Intel has added performance-enhancing cache memory to its server-focused Xeon processor range, and outlined plans for its next-generation server platforms including dual-core processors.
The new 64-bit Intel Xeon processor, codenamed Irwindale, includes a beefed-up L2 cache that Intel claims delivers up to 18 per cent greater performance compared to the previous version. Intel reckons the scalability of the platform is demonstrated by a new one terabyte TPC-H cluster benchmark result published by IBM showing a 52 per cent improvement over previously published results. Benchmarks used included SPEC and TPC-H.
The new Intel Xeon processor, which is drop-in compatible with the previous Intel Xeon processor, continues to offer power-saving features such as demand based switching which matches processor speed to requirements, and flexibility with support for DDR2-400 memory and PCI Express.
Intel has also introduced the IOP333 I/O storage processor based on Intel XScale technology, which it said offers enhanced RAID 6 storage capabilities that protect against dual-disk failures with greater reliability than current methods.
Intel will also shortly introduce the Pentium 4 Processor 6xx products supporting 64-bit computing and hyper-threading for desktop PCs. These processors and Intel chipsets include entertainment and office features for both consumers and business.
Within 90 days, Intel plans to introduce its Xeon multi-processor platform with up to 8MB of L3 cache, codenamed Potomac. In addition, Intel will launch an entry-level, four-way server platform. Codenamed Cranford, it will be like Potomac apart form the inclusion of only 1MB of L2 cache.
The dual-core platforms will include a 64-bit Intel Xeon processor MP, a faster system bus, support for PCI Express and DDR2-400 Memory and demand-based switching with enhanced Intel Speedstep technology.

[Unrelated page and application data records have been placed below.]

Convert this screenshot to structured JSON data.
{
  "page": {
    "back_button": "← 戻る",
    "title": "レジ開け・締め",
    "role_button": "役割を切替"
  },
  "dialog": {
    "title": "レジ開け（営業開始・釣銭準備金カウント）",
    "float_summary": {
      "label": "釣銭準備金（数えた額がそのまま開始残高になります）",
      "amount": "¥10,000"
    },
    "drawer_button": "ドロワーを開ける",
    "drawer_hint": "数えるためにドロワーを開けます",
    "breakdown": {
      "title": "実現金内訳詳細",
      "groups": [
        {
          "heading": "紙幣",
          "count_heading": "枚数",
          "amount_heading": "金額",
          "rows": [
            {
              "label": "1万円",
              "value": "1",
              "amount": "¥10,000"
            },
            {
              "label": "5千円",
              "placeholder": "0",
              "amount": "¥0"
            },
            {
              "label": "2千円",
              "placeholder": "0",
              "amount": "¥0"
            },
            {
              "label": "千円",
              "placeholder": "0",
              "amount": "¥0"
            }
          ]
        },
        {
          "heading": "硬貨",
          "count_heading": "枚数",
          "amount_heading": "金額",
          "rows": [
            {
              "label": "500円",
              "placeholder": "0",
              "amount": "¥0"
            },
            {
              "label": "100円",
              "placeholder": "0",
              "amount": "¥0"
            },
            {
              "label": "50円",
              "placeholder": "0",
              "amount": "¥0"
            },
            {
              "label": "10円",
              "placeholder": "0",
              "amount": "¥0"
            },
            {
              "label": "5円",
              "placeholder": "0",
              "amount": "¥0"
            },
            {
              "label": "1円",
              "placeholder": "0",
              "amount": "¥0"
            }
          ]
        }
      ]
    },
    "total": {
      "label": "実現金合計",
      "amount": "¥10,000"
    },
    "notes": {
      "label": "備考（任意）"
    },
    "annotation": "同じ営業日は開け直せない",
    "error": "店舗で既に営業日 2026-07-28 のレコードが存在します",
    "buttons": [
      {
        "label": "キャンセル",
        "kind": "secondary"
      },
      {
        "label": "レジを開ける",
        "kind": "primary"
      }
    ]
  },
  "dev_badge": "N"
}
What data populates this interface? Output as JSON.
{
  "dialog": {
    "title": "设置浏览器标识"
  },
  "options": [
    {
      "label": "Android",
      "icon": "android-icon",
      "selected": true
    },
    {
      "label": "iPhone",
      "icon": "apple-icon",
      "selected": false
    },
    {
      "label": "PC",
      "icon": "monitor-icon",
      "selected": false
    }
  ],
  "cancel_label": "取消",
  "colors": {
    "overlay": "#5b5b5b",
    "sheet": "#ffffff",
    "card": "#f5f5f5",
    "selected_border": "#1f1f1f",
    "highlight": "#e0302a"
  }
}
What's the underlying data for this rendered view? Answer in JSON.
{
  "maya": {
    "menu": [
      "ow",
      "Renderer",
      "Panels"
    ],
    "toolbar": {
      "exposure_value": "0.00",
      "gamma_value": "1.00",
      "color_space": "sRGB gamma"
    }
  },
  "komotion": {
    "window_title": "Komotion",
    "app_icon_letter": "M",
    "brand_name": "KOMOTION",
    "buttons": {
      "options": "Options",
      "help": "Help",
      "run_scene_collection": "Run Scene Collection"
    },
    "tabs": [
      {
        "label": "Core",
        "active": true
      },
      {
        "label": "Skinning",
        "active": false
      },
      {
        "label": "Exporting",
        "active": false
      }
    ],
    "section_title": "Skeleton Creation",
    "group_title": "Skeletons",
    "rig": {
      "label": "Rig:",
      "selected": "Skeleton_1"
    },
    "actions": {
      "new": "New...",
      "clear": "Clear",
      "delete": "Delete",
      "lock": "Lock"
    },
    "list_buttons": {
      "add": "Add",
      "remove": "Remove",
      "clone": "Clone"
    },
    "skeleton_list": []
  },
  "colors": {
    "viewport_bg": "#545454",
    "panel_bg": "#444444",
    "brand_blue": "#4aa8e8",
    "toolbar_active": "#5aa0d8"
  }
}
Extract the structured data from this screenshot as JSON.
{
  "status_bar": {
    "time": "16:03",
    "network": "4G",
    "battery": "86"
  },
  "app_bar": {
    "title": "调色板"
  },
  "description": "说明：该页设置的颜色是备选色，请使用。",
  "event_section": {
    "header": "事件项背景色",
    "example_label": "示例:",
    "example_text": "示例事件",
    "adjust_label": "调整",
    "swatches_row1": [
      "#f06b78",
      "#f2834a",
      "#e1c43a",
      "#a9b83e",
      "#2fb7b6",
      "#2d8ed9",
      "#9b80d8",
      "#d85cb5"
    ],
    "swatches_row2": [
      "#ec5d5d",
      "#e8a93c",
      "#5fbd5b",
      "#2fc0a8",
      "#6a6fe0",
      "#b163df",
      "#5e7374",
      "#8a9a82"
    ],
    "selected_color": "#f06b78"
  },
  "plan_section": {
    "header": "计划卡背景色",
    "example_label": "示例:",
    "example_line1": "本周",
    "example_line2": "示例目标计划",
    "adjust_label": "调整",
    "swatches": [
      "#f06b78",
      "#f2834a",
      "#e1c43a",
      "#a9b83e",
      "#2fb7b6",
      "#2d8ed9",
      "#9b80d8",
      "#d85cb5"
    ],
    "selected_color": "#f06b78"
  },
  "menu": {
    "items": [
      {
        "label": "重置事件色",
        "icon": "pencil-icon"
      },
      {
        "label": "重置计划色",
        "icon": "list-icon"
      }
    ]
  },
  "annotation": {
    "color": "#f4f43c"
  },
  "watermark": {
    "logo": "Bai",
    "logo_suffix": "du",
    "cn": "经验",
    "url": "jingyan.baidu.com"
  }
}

The platform will also include the Intel E8500 chipset, codenamed Twin Castle, which is designed to support dual core processors with a dual bus technology that handles incoming data faster.
Later this year, Intel said it will deliver thousands of seed systems based on dual core Intel Xeon processors to end-users and software developers for evaluation. Intel is also providing a complete set of software development tools and industry-enabling programs to help developers and end-users take advantage of the increased performance and throughput that dual core and subsequent multi-core products will offer.
"We're intensely focused on delivering platforms that help customers grow their businesses, reduce costs and mitigate risks," said Intel's enterprise group boss Abhi Talwalkar. "With our platform approach, we design and validate products together, enabling us to deliver IT benefits beyond gigahertz to help companies save power and money, increase security and improve productivity. We now have 64-bits from top to bottom in our enterprise platforms, extending the success of our existing platforms in these areas."
"Microsoft and Intel are jointly at the forefront of bringing 64-bit computing to the mainstream," said Microsoft server business chief Eric Rudder. "In conjunction with the upcoming launch of Windows x64 Editions, Intel's latest refresh of its enterprise platforms, from clients to servers, will provide the broad IT markets with cost-effective 64-bit platforms. Customers will realise powerful, new 64-bit Windows capabilities while maintaining their investment in their 32-bit Windows applications."
Pricing and availability
64-bit Intel Xeon processors with 2MB of L2 cache are available now at speeds ranging from 3.0 to 3.60 GHz. Intel's list prices in quantities of 1,000 are: 3.60 GHz - $851; 3.40 GHz - $690; 3.20 GHz - $455; 3.0 GHz - $316.